A problem arises when pitchers are unable to execute those special locations on a consistent basis. The unintended consequences of this passive approach are: falling behind in the count, pitching to contact only in reaction to hitters counts, and of course, more walks. In most cases, a trend of missing the strike zone hinders the mental development of the pitcher. Greg Maddux spoke of a pitcher needing a “Bullet proof confidence.” That confidence must be built up over time and experience in order to thrive at the higher levels. Pitching to the corners or The Black consistently results in more balls being thrown outside of the strike zone. The game becomes much longer and the task more grueling once the umpire’s discretion is in play.  Many times, even the executed pitches are not called on the corners due to the preference of the umpire.

Aggressively pitching to contact is an approach driven by the success rate of the hitters, or lack thereof. With a .300 average representing a benchmark for the common hitter, the remaining 70% represents the standard success rate of the pitcher. These numbers display an inherent advantage which warrants consideration in any field. Considering the fact that good pitching statistically supersedes good hitting, pitchers should give less consideration to most hitters. 

A deeper dive into the numbers reveals a drastic increase or decrease in batting averages relating to the corresponding count.

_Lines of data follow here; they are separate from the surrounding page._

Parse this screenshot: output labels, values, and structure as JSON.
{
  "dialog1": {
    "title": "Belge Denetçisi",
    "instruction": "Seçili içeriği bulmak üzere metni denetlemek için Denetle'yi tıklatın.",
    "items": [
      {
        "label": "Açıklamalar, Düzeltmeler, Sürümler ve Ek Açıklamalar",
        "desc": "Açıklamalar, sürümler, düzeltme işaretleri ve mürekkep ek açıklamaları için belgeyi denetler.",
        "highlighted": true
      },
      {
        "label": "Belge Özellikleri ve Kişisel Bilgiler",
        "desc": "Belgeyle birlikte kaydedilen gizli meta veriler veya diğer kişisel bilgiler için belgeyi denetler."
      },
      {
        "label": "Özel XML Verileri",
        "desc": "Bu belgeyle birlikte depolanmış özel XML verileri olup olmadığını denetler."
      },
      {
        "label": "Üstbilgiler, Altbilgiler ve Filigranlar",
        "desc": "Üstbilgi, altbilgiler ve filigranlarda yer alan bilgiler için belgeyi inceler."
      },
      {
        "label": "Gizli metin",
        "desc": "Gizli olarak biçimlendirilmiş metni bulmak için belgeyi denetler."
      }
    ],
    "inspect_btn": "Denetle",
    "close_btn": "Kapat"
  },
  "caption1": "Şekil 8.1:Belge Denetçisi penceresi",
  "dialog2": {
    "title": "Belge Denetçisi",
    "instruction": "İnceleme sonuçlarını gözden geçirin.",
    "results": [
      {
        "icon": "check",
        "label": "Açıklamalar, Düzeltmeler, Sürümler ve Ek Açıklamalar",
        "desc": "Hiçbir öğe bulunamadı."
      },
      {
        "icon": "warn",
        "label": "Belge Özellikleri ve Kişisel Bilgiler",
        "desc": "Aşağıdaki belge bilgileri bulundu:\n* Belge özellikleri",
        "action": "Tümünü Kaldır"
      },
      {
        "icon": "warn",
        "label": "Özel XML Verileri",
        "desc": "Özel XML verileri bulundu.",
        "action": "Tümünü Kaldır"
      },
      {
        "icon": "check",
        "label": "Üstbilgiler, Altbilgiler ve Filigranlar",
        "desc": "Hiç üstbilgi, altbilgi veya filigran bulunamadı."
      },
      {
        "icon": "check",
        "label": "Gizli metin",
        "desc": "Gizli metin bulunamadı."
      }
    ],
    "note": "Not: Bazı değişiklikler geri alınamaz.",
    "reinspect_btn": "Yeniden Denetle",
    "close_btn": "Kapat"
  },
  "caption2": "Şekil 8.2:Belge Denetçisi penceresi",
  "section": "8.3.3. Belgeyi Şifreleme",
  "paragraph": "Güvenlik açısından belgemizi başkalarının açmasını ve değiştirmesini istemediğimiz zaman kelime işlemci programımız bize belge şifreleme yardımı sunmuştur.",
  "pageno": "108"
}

Documented statistics have displayed that a pitcher’s count (0-2 & 1-2) drops batting averages to below .200, meanwhile a hitter’s count (2-0, 2-1, 3-1,) will elevate those averages nearly .200 points. We, as pitchers, all throw contact pitches. The key is to be pro-active by throwing them early and often. Passive or reactive pitching leads to numerous problems. Control the hitters’ averages by controlling the count. Utilize your defense by activating their swings. Pitch to contact if you want to “Throw Strikes.”

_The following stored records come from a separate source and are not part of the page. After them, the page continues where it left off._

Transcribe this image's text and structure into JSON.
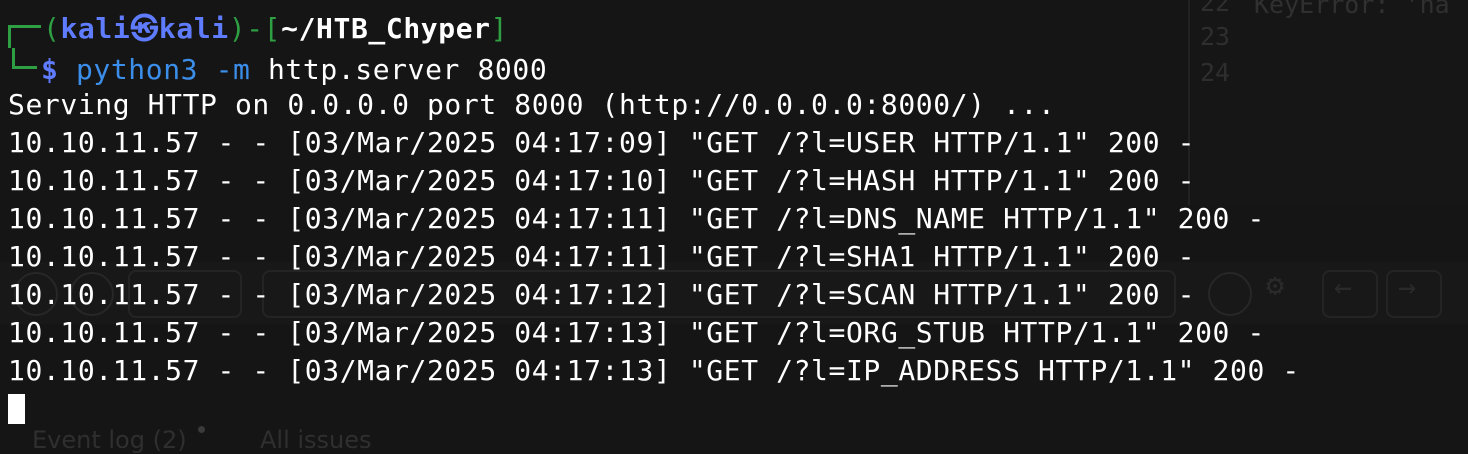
{
  "prompt": {
    "user": "kali",
    "at_symbol": "㉿",
    "host": "kali",
    "cwd": "~/HTB_Chyper",
    "dollar": "$",
    "command": "python3",
    "args": " -m",
    "rest": " http.server 8000"
  },
  "output": {
    "serving_line": "Serving HTTP on 0.0.0.0 port 8000 (http://0.0.0.0:8000/) ...",
    "log_lines": [
      "10.10.11.57 - - [03/Mar/2025 04:17:09] \"GET /?l=USER HTTP/1.1\" 200 -",
      "10.10.11.57 - - [03/Mar/2025 04:17:10] \"GET /?l=HASH HTTP/1.1\" 200 -",
      "10.10.11.57 - - [03/Mar/2025 04:17:11] \"GET /?l=DNS_NAME HTTP/1.1\" 200 -",
      "10.10.11.57 - - [03/Mar/2025 04:17:11] \"GET /?l=SHA1 HTTP/1.1\" 200 -",
      "10.10.11.57 - - [03/Mar/2025 04:17:12] \"GET /?l=SCAN HTTP/1.1\" 200 -",
      "10.10.11.57 - - [03/Mar/2025 04:17:13] \"GET /?l=ORG_STUB HTTP/1.1\" 200 -",
      "10.10.11.57 - - [03/Mar/2025 04:17:13] \"GET /?l=IP_ADDRESS HTTP/1.1\" 200 -"
    ]
  },
  "background": {
    "line_numbers": [
      "22",
      "23",
      "24"
    ],
    "code_snippet": "KeyError: 'na",
    "tabs": [
      "Event log (2)",
      "All issues"
    ]
  },
  "colors": {
    "background": "#151515",
    "prompt_blue": "#5f7cff",
    "prompt_green": "#2ea043",
    "command_blue": "#3b8eea",
    "text": "#ffffff"
  }
}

Logan Williamson won a state title at Pensacola Catholic High School and was drafted by the Chicago White Sox out of Pensacola Junior College. He played 14 seasons of professional baseball, won an Atlantic League Championship (2017), and played Winter Ball/internationally in Nicaragua, Mexico, Dominican Republic and Puerto Rico. Williamson was named player-coach for the San Angelo Colts in 2012 under former MLB Manager Doc Edwards, coached four seasons of high school baseball, and was the pitching coach at Pensacola State College in 2016 and 2017.  

Inside Pitch Magazine is published six times per year by the American Baseball Coaches Association, a 501(c)(3) tax-exempt association founded in 1945. Copyright American Baseball Coaches Association. No part of this publication may be reproduced in any way without prior written permission. While every effort has been made to ensure the accuracy of the information contained herein, it is impossible to make such a guarantee. The opinions expressed herein are those of the writers.